Election's Results: Key Views Reaffirmed
BMI View: Preliminary results from Iraq's parliamentary election reinforce our view that a protracted period of coalition building will follow. Sectarian tensions will remain elevated in 2014 as a result, and delays in the approval of the 2014 budget will hinder the macroeconomic outlook. The overall outcome of the vote will not fundamentally alter Iraq's dysfunctional political system.
Preliminary results from Iraq's April 30 parliamentary election reaffirm our core view that although current Shi'a prime minister Nouri al-Maliki won a relative majority of votes, a protracted period of coalition building will follow (see 'Election Primer: Vote Unlikely To Foster Fundamental Change', April 16').
Iraq's High Election Commission announced on May 19 that 62% of the 22mn eligible voters in the country cast ballots. Maliki's State of Law coalition won 92 of the 328 seats in the Council of Representatives. While Maliki won three more seats than in the previous election in 2010, he fell short of achieving the 165 seats needed to form a government. Maliki's victory was significantly aided by increasing fragmentation in Iraqi politics. His two main Shi'a rivals, the Mowatin party and the Ahrar movement - loyal to influential cleric Moqtada al-Sadr - won 31 and 28 seats respectively.
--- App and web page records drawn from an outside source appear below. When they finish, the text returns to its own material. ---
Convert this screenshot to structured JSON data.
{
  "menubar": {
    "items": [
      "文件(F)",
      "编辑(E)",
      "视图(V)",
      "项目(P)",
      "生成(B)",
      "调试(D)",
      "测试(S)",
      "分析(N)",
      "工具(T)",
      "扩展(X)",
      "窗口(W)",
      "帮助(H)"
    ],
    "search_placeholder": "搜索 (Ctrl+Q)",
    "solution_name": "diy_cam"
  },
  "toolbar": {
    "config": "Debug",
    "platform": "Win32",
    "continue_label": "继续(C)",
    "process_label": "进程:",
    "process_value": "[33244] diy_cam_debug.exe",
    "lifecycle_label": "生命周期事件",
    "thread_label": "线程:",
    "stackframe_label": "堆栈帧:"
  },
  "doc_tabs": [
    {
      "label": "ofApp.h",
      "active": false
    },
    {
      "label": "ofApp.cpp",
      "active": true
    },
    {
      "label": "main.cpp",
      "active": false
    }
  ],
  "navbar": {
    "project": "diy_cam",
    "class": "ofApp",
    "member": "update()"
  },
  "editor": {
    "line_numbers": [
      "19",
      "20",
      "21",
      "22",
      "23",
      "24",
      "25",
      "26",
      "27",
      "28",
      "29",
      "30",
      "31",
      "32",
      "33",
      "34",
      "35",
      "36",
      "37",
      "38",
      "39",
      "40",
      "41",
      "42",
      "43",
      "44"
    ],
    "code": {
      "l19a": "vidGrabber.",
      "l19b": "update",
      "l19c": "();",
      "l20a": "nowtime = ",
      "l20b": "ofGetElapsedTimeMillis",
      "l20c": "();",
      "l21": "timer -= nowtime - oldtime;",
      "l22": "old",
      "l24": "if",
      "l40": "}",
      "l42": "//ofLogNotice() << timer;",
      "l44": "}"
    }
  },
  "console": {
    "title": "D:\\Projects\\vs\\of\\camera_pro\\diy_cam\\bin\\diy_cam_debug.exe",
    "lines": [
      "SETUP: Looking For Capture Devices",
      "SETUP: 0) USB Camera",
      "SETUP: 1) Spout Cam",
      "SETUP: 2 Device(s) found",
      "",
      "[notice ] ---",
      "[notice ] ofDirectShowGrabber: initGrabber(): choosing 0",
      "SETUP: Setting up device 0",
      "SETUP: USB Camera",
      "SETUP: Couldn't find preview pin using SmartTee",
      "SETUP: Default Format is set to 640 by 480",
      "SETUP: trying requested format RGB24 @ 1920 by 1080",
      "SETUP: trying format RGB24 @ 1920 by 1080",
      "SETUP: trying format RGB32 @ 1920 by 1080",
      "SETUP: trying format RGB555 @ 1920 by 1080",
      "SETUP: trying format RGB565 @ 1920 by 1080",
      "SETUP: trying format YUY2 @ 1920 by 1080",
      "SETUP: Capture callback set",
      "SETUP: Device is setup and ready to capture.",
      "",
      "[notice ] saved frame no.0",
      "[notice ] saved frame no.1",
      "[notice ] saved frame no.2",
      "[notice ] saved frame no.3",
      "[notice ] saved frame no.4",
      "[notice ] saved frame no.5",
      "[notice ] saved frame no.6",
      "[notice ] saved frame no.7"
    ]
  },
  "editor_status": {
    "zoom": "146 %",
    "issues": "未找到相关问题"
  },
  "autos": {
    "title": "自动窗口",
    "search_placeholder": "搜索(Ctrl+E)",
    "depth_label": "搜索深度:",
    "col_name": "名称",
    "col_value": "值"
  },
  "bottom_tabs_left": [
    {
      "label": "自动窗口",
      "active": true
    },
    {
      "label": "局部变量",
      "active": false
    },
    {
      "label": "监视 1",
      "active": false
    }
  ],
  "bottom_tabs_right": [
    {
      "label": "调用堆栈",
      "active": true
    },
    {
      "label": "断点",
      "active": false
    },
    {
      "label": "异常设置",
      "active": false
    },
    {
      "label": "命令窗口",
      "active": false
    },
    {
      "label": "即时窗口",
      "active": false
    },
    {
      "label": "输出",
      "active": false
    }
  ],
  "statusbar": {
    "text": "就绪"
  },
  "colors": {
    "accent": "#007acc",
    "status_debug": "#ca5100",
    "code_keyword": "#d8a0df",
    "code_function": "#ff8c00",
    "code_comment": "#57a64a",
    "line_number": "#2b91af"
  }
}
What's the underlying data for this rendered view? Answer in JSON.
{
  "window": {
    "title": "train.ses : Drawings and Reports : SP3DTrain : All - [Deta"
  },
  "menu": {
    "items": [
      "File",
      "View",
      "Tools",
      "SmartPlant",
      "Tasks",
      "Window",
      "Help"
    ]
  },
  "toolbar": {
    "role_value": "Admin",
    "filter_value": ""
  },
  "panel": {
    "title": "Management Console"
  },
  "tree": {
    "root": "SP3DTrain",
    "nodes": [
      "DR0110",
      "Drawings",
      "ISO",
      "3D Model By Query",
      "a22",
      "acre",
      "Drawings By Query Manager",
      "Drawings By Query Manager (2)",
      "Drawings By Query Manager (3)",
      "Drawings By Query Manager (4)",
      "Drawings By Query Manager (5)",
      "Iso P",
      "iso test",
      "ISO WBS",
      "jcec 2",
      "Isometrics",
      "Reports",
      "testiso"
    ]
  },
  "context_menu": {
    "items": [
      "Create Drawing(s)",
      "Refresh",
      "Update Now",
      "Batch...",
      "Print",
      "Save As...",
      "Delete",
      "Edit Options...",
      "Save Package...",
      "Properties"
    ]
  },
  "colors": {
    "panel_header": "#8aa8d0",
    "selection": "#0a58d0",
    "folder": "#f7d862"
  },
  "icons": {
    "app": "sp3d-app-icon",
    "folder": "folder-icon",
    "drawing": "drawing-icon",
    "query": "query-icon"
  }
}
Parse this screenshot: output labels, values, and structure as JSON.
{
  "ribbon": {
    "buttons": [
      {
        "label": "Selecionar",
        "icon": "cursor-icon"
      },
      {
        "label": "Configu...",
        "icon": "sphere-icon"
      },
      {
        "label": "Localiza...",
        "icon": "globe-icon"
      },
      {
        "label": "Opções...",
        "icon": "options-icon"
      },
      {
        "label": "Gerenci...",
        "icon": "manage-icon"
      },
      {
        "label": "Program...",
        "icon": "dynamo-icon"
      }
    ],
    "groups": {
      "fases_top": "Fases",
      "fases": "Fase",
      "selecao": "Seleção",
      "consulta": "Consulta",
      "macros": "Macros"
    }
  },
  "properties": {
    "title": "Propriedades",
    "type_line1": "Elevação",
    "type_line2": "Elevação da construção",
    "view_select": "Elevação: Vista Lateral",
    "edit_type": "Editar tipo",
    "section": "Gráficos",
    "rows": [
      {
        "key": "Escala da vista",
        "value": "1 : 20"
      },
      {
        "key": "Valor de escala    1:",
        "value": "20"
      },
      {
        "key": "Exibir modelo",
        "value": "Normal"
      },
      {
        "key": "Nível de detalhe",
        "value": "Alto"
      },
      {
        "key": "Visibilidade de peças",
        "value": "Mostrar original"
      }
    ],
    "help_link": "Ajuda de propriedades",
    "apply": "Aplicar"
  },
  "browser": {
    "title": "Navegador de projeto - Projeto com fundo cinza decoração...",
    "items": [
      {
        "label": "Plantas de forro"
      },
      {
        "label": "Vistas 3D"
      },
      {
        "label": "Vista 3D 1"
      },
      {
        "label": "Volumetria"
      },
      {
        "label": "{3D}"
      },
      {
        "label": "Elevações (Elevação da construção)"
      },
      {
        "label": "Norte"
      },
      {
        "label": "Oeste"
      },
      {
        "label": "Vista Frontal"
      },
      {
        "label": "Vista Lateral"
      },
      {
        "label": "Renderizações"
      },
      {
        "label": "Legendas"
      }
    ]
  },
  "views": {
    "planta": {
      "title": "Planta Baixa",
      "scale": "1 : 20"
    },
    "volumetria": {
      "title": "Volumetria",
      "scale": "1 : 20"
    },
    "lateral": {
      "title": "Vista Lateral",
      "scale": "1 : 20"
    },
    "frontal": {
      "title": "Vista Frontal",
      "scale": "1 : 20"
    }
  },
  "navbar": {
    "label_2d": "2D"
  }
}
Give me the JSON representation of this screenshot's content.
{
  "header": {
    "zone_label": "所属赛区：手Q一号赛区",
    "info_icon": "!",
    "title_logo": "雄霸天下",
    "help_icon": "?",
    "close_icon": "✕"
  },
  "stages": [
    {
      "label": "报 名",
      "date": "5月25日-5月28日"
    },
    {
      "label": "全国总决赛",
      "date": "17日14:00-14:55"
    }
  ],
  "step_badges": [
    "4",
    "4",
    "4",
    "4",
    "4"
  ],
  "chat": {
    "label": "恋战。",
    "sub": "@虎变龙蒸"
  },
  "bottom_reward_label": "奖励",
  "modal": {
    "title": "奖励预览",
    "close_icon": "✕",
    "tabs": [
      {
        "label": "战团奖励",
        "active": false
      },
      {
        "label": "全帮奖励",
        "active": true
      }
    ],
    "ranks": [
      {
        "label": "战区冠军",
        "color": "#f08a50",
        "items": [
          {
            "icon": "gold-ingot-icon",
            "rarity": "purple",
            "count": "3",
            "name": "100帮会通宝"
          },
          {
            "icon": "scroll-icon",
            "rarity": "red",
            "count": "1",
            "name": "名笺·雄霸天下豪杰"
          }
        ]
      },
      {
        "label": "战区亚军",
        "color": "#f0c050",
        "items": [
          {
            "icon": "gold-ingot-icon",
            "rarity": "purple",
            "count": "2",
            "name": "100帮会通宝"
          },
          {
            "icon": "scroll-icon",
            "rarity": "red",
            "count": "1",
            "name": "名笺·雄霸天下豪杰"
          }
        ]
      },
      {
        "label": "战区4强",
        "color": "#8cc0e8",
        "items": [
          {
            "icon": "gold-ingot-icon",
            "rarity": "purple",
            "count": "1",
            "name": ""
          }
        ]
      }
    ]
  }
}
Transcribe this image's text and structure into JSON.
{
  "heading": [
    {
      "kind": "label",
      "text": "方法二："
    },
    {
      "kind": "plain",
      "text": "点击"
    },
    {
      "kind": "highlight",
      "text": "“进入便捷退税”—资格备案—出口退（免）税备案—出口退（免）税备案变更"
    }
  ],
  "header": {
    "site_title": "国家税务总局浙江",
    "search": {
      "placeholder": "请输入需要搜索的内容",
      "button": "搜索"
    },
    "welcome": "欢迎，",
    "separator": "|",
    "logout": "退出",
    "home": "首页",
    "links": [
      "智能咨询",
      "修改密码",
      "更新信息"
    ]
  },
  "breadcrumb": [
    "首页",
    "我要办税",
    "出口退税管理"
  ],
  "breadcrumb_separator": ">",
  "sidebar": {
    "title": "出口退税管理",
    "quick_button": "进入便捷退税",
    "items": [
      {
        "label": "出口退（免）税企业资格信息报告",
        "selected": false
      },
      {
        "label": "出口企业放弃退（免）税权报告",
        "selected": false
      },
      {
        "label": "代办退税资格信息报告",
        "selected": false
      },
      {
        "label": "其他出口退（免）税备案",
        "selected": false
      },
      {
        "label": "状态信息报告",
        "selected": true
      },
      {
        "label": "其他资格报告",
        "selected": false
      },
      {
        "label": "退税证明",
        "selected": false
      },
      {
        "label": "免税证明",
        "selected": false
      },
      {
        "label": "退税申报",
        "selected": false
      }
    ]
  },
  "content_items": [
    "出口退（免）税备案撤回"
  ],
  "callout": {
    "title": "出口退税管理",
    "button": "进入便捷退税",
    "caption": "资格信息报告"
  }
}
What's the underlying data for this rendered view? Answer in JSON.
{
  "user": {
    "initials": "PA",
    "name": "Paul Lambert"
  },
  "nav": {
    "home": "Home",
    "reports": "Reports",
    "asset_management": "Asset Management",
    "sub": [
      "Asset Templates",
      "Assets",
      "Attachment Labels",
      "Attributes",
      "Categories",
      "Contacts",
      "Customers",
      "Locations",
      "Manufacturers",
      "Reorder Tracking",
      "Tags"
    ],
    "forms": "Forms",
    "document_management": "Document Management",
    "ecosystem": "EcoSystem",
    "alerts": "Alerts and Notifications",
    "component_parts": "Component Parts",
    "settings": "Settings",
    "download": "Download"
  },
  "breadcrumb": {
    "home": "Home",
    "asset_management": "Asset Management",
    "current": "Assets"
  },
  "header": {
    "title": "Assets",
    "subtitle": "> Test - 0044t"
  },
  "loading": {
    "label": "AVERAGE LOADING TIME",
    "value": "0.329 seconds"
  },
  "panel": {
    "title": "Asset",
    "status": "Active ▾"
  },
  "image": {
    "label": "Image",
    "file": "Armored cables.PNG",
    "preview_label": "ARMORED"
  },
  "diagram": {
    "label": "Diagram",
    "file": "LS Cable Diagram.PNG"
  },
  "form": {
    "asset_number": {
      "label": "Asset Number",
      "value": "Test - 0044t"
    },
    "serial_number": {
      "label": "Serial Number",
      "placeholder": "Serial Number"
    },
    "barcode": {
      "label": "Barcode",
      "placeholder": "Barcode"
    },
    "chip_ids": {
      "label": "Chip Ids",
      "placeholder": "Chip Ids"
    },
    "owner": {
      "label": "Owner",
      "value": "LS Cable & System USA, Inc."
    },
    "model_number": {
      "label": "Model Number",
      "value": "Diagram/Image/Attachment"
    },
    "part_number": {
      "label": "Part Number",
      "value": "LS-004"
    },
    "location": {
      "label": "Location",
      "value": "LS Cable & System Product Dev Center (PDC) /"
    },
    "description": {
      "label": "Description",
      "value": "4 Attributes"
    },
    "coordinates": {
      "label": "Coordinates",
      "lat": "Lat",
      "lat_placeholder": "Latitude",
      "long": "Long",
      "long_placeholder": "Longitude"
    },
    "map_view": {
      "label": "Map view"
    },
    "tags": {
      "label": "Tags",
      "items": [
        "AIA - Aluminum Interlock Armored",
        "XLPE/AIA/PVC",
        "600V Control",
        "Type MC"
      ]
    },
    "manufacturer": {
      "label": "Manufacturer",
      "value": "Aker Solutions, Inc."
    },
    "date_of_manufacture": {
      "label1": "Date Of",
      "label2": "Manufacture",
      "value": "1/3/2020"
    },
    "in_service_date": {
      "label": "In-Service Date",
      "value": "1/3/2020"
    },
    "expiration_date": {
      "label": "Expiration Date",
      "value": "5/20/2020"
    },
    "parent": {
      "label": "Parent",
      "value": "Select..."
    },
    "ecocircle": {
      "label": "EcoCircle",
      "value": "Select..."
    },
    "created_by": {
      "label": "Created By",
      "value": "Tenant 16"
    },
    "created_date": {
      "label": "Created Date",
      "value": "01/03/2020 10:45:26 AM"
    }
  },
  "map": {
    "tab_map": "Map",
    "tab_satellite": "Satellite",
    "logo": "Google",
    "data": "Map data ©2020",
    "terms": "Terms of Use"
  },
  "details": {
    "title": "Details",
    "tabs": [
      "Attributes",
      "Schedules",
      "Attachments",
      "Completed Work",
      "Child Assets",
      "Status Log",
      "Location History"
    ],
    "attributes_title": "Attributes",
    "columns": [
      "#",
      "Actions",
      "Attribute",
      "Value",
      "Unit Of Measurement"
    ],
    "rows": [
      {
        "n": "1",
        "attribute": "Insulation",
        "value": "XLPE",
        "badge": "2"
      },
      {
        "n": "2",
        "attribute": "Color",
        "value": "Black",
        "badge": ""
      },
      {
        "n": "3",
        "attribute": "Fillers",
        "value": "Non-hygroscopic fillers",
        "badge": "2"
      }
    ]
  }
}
Two smaller parties formed by Sadrist supporters drew a combined six additional seats, and could team up with Ahrar.
|A Fragmented Polity|
|Iraq - Preliminary Results Of 2014 Parliamentary Elections|